Data supplied ->
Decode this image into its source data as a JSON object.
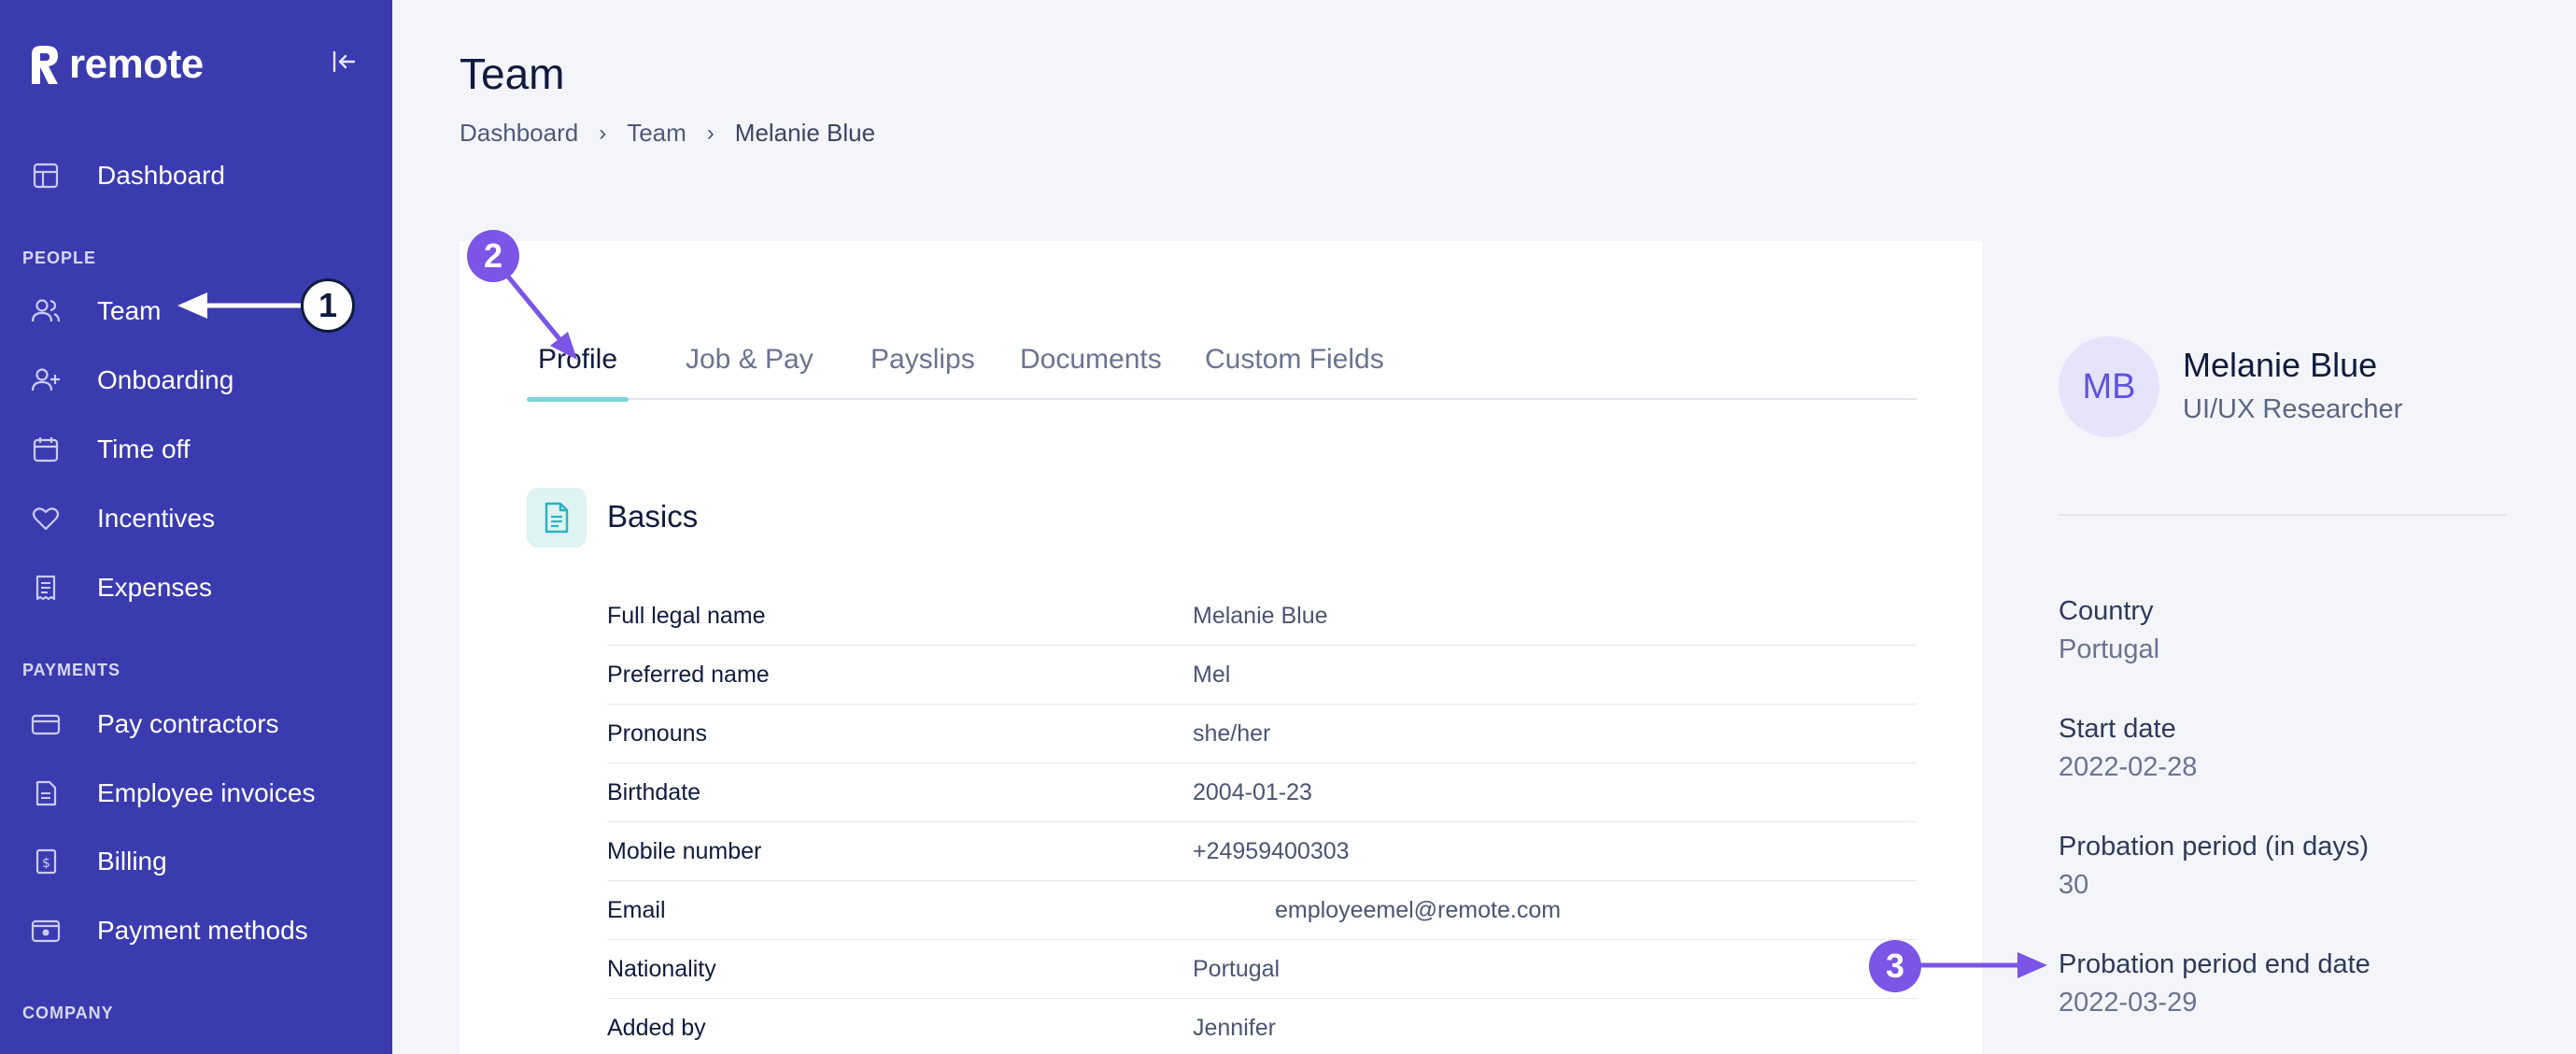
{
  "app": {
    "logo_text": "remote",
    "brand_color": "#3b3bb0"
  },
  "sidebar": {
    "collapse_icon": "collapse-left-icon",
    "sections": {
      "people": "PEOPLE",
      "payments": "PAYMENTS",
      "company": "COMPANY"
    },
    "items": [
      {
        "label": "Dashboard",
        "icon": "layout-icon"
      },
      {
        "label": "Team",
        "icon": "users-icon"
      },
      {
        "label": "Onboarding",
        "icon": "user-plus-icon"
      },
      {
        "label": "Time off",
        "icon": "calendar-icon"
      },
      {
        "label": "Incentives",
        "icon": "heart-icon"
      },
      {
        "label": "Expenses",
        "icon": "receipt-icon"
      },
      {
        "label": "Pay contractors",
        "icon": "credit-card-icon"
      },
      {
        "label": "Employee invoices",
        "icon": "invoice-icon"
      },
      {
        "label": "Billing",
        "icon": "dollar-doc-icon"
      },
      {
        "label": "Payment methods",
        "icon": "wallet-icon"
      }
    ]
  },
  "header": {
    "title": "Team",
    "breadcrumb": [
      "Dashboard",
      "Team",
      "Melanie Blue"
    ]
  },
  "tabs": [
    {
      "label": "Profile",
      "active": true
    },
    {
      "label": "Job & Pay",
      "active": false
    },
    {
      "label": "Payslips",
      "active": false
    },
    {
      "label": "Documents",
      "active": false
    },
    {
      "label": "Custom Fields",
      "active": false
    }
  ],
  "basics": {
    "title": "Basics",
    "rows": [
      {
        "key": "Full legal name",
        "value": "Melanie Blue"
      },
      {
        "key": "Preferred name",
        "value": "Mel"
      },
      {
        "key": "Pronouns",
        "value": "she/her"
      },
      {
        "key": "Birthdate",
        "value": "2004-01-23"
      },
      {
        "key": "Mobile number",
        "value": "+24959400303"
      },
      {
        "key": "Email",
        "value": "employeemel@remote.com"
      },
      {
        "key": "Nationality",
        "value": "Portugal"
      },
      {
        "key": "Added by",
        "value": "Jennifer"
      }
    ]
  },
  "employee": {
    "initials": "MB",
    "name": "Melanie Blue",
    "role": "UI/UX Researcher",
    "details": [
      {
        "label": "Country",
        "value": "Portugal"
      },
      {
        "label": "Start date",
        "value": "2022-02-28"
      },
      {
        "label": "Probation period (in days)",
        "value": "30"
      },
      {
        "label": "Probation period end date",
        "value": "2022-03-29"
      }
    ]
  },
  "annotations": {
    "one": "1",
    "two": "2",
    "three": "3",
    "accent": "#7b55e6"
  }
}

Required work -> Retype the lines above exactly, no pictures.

Your solution ->
Decode this image into its source data as a JSON object.
{
  "app": {
    "logo_text": "remote",
    "brand_color": "#3b3bb0"
  },
  "sidebar": {
    "collapse_icon": "collapse-left-icon",
    "sections": {
      "people": "PEOPLE",
      "payments": "PAYMENTS",
      "company": "COMPANY"
    },
    "items": [
      {
        "label": "Dashboard",
        "icon": "layout-icon"
      },
      {
        "label": "Team",
        "icon": "users-icon"
      },
      {
        "label": "Onboarding",
        "icon": "user-plus-icon"
      },
      {
        "label": "Time off",
        "icon": "calendar-icon"
      },
      {
        "label": "Incentives",
        "icon": "heart-icon"
      },
      {
        "label": "Expenses",
        "icon": "receipt-icon"
      },
      {
        "label": "Pay contractors",
        "icon": "credit-card-icon"
      },
      {
        "label": "Employee invoices",
        "icon": "invoice-icon"
      },
      {
        "label": "Billing",
        "icon": "dollar-doc-icon"
      },
      {
        "label": "Payment methods",
        "icon": "wallet-icon"
      }
    ]
  },
  "header": {
    "title": "Team",
    "breadcrumb": [
      "Dashboard",
      "Team",
      "Melanie Blue"
    ]
  },
  "tabs": [
    {
      "label": "Profile",
      "active": true
    },
    {
      "label": "Job & Pay",
      "active": false
    },
    {
      "label": "Payslips",
      "active": false
    },
    {
      "label": "Documents",
      "active": false
    },
    {
      "label": "Custom Fields",
      "active": false
    }
  ],
  "basics": {
    "title": "Basics",
    "rows": [
      {
        "key": "Full legal name",
        "value": "Melanie Blue"
      },
      {
        "key": "Preferred name",
        "value": "Mel"
      },
      {
        "key": "Pronouns",
        "value": "she/her"
      },
      {
        "key": "Birthdate",
        "value": "2004-01-23"
      },
      {
        "key": "Mobile number",
        "value": "+24959400303"
      },
      {
        "key": "Email",
        "value": "employeemel@remote.com"
      },
      {
        "key": "Nationality",
        "value": "Portugal"
      },
      {
        "key": "Added by",
        "value": "Jennifer"
      }
    ]
  },
  "employee": {
    "initials": "MB",
    "name": "Melanie Blue",
    "role": "UI/UX Researcher",
    "details": [
      {
        "label": "Country",
        "value": "Portugal"
      },
      {
        "label": "Start date",
        "value": "2022-02-28"
      },
      {
        "label": "Probation period (in days)",
        "value": "30"
      },
      {
        "label": "Probation period end date",
        "value": "2022-03-29"
      }
    ]
  },
  "annotations": {
    "one": "1",
    "two": "2",
    "three": "3",
    "accent": "#7b55e6"
  }
}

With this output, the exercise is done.